Meanwhile, she said that six of 39 farms used animal manure on their fields, with four using cow manure and two using either horse, sheep or goat manure. Five of six farms who used manure composted and only one reported testing manure.
“Some of them didn’t know the microbial quality of their soil amendments,” she said McKenna said 33 or 34 farms had worker training relating to hygiene, and 26 of 39 monitored employee hand washing.
At one farm, human feces was observed in a field, she said.
Foreign inspections showed 14 out of 39 farms had farm or domestic animals in or in the vicinity of the field, but only two out of 39 used animals in the field. Four out of 39 had commercial feedlots in the vicinity, McKenna said.

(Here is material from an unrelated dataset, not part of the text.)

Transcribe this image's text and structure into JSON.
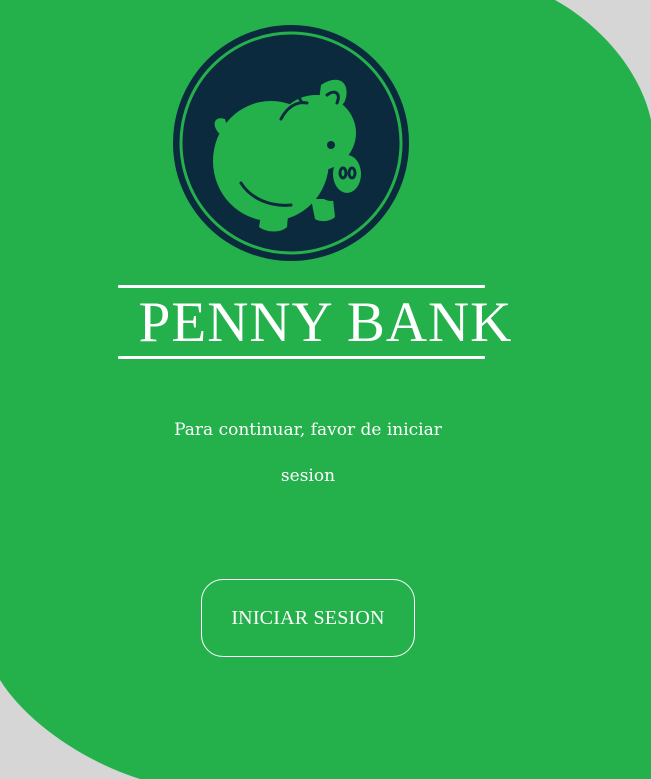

Dave Gombas, senior vice president for food safety and technology at United Fresh Produce Association, Washington, D.C., said he would have liked to hear about the domestic farm inspections as well. “I don’t know if they would have been much different at all, but I just don’t know,” Gombas said.

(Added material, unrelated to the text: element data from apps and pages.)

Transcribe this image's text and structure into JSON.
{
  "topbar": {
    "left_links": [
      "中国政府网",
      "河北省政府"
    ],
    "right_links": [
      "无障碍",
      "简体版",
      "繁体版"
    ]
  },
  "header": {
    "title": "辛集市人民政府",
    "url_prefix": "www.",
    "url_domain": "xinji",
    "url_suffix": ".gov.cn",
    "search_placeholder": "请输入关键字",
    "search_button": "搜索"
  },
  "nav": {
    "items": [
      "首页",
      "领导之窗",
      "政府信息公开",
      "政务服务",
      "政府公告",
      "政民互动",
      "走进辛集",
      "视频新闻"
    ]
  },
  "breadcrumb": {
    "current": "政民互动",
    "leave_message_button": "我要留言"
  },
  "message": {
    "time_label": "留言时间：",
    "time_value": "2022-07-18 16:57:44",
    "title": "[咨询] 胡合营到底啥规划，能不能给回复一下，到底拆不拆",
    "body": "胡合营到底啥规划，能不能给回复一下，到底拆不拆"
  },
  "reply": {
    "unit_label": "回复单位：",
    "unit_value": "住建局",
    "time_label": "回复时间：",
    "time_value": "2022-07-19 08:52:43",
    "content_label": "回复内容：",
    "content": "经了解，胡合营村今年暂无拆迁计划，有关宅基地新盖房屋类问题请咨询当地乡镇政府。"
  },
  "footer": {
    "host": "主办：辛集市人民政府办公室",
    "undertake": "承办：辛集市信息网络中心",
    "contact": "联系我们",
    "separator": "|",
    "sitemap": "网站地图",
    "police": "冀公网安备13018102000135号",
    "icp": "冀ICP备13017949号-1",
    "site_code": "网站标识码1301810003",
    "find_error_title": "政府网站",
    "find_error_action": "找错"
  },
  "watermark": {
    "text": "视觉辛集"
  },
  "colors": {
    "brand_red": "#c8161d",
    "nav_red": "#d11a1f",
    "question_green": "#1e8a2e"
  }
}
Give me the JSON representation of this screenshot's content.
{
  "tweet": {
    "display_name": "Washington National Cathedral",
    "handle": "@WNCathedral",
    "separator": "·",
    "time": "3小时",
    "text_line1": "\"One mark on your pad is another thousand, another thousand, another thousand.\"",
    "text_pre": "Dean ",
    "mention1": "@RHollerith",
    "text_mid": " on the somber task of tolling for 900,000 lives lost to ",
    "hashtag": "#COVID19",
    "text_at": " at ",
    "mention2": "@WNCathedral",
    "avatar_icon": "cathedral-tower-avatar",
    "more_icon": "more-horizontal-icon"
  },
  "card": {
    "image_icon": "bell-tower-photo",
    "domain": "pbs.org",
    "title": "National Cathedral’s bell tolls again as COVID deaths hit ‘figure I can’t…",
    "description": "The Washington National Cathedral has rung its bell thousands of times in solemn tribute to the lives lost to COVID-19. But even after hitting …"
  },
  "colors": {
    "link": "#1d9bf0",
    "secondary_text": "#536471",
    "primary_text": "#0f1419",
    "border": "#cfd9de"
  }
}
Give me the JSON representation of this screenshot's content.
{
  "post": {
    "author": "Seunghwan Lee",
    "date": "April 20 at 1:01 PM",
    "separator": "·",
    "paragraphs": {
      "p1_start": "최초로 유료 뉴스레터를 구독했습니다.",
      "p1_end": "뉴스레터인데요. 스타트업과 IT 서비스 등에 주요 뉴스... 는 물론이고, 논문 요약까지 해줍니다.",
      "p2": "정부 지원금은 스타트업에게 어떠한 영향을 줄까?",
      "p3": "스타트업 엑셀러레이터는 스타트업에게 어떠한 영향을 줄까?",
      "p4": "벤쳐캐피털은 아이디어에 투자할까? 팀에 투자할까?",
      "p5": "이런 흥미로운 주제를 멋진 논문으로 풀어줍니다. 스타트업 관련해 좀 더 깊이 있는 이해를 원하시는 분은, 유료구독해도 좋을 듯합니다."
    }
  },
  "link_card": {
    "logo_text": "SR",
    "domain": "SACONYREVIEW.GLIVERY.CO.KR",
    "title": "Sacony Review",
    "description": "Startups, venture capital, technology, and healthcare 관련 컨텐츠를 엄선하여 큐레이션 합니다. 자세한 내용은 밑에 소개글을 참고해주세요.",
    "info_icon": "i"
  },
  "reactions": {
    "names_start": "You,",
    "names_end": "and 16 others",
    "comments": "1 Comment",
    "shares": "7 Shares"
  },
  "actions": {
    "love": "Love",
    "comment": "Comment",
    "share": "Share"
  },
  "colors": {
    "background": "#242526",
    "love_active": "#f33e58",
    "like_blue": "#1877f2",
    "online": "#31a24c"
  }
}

McKenna said in an e-mail that the FDA has no position on the relative safety of foreign grown versus domestically grown produce. She said there are good and bad examples on each side.